With Dobbins tearing his ACL in the team’s preseason finale last month, and Hill his Achilles tendon five days later, Ty’Son Williams is now atop the depth chart. Williams, who tore his ACL at BYU in 2019, spent most of his rookie season last year on the practice squad and does not have an NFL carry. Dobbins and Edwards combined last season for 278, finishing with 1,528 rushing yards (5.5 per attempt).
Behind Williams are three running backs who weren’t even on the team days ago. Trenton Cannon, a special teams contributor throughout his career, joined the 53-man roster Wednesday. Le’Veon Bell, a three-time All-Pro who has struggled to recover his old form in recent seasons with the New York Jets and Kansas City Chiefs, signed with the practice squad Wednesday. And Devonta Freeman, a two-time Pro Bowl selection whom the New Orleans Saints released last month, reportedly signed with the practice squad Thursday.
Peters, meanwhile, was among the Ravens’ most irreplaceable players. He’s missed just two games since arriving in an October 2019 trade from the Los Angeles Rams. He was named first-team All-Pro that season, when he had a combined five interceptions and two defensive touchdowns. Last year, he had a career-high four forced fumbles and four interceptions. Since he entered the league in 2015, he leads the NFL in interceptions (31) and is second in passes defended (86).
With Peters out, the Ravens will likely turn to Anthony Averett opposite starter Marlon Humphrey at outside cornerback. The secondary is a strength of the team; defensive coordinator Don “Wink” Martindale said last month that Averett, who’s in the final year of his rookie contract, has “All-Pro talent.” Jimmy Smith, who’s recovering from a sprained ankle, was one of the NFL’s highest-rated cornerbacks last year before injuries struck in November. Chris Westry, who fits the team’s mold of big, physical cornerbacks, was a training camp standout.
Coach John Harbaugh is scheduled to speak to reporters Friday. When The Baltimore Sun asked team president Dick Cass this week about the Ravens’ rash of camp injuries, he said the franchise would examine them in the coming weeks and make changes for 2022 “if needed.”
“I think the one thing that hurt us this year was not having a full spring training,” he said. “We didn’t have as many veterans as we usually do in the spring partly because of the COVID-19 restrictions and the decisions individual players made. I think that may have had an impact. That’s something we will look at as well.”
The Ravens have just two days of practice to prepare for Las Vegas with maybe their two greatest strengths compromised. Under Jackson and coordinator Greg Roman, their offense has turned into one of the most dominant rushing attacks in NFL history. Now injuries at the running back position could reveal just how far Jackson’s legs — or the threat of them — can power the team’s ground game.

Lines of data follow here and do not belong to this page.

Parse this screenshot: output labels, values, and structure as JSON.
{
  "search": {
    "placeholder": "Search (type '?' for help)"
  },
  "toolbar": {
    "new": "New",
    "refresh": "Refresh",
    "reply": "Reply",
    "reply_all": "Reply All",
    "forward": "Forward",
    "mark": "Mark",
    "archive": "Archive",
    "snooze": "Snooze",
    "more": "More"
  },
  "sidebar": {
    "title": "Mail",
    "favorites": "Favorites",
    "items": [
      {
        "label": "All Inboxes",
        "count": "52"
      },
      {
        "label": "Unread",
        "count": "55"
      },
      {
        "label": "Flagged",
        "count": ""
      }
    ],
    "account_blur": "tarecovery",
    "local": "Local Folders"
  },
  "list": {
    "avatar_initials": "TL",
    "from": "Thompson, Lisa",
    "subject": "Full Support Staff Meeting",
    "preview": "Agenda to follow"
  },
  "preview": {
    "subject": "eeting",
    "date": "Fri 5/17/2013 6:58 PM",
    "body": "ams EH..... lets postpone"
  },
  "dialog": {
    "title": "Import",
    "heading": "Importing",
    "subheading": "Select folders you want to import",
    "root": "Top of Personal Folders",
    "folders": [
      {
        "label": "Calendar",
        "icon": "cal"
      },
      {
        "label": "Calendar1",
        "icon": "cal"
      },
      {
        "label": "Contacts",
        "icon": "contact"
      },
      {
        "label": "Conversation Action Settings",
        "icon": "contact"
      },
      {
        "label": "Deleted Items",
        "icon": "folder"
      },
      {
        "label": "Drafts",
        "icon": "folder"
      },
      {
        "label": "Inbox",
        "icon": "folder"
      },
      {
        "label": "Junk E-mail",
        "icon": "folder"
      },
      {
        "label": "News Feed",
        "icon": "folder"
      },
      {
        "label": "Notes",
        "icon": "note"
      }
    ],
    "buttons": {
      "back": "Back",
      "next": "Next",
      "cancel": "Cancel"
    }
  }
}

On defense, the loss of Peters, one of the NFL’s top cover cornerbacks, could test coordinator Don “Wink” Martindale’s willingness to rely on man-to-man coverage, which enables so many of his blitz schemes.
The Ravens entered the preseason with championship dreams. They didn’t expect to face these questions before ever playing a down in Week 1. Now injuries have made them unavoidable.
“That’s part of the game, and that’s what happens,” defensive back-linebacker Anthony Levine Sr. said last month. “You don’t ever want to see anybody go down with injuries or anything like that. ... When injury happens, and the next guy is up, that’s when you have to seize your opportunity. Nobody wants to see anyone go down. We all are brothers at the end of the day, but it’s also our job. You have to be able to overcome that.”
Monday, 8:15 p.m.